Step 1: Make it
What is it?
Use the micro:bit's accelerometer and radio features to make a prototype of a device to help scientists track polar bears or other animals and discover how they are being affected by climate change.
This project is part of a series created to offer problem-solving and prototyping activities designed to explore technology as a solution to the challenges of the Global Goals for Sustainable Development.
What you'll learn
- How to make a prototype for a larger project
- How radio communication between electronic devices can be used for scientific study
How it works
- This program uses the micro:bit's radio feature to make a prototype for tracking the movements of an animal. You can use in the MakeCode simulator or flash the code on to 2 or more micro:bits. One would be attached to the animal, the other would be used by the scientist as a receiver.
- First, it sets the radio group to 7. Groups are like channels, so make sure both your micro:bits are using the same group.
- If several of you are making this project in pairs, make sure each pair uses a unique radio group number. You can pick any group number you like from 0-255.
- It takes readings from the built-in accelerometer and transmits them by radio.
- The receiver shows the accelerometer readings on the LED display. Larger numbers mean quicker movements. You can use these numbers to make inferences about an animal's behaviour, for example if it's looking for food, a new habitat or staying in one place to make a home.
What you need
- 2 micro:bits (or MakeCode simulator)
- MakeCode or Python editor
- battery pack (optional)
Step 2: Code it
Step 3: Improve it
- This program measures movement in the Y-axis. The micro:bit's accelerometer can measure forces in other directions, and also give an overall reading of strength. Experiment using different axis measurements to see which works best.
- Depending on the axis you measure and how you attach the sensor micro:bit, you may notice readings even when the animal is still. This is because of the Earth's gravity, which the micro:bit can also measure! How would you make sure this doesn't affect your readings?

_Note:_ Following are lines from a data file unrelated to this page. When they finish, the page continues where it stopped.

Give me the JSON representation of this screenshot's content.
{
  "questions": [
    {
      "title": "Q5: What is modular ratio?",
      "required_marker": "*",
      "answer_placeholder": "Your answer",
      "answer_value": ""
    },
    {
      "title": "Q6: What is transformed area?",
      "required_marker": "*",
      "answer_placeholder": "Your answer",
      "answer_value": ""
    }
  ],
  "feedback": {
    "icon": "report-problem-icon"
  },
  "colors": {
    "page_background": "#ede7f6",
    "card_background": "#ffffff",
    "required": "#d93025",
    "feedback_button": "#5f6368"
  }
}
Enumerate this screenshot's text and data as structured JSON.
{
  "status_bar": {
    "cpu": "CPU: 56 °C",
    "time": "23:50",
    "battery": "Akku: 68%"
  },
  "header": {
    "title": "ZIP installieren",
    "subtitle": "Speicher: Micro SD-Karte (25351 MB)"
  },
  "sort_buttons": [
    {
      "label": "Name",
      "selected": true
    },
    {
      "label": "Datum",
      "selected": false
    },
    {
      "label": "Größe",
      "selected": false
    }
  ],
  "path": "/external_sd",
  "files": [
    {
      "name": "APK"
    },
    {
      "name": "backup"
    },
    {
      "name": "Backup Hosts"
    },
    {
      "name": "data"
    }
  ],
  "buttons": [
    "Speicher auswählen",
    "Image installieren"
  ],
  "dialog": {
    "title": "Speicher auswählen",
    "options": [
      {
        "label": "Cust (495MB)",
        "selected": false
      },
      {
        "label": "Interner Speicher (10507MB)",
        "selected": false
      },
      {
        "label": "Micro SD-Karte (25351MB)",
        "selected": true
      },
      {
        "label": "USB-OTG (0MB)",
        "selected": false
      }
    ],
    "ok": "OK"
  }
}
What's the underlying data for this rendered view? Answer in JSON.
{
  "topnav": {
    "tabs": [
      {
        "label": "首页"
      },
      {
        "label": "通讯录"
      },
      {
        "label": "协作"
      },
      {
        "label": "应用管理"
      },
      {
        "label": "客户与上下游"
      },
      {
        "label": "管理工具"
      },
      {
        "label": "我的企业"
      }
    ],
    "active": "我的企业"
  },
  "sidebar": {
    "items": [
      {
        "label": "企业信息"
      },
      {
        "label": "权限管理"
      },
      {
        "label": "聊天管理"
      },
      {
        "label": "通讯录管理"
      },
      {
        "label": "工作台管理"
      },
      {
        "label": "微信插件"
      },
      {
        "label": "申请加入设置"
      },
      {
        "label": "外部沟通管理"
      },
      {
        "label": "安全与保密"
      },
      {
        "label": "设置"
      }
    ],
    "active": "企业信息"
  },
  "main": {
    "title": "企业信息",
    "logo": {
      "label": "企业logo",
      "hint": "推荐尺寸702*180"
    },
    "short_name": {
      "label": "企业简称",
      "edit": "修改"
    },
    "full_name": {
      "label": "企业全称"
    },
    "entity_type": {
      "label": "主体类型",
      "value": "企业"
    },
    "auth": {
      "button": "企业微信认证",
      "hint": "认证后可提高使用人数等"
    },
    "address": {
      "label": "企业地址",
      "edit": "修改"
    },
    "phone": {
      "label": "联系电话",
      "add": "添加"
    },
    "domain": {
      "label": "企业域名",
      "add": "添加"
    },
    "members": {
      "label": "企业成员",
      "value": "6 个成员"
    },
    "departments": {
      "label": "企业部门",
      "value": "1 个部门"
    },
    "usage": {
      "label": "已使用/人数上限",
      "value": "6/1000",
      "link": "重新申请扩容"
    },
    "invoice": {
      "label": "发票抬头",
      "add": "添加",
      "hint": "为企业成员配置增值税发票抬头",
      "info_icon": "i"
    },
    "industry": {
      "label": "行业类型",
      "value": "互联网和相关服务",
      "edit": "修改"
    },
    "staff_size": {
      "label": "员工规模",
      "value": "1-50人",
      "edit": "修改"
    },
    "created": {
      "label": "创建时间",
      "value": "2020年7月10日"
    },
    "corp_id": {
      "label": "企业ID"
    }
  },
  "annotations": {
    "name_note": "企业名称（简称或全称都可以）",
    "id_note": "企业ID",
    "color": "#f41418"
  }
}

- What other sensors on the micro:bit could you use to transmit data about an animal?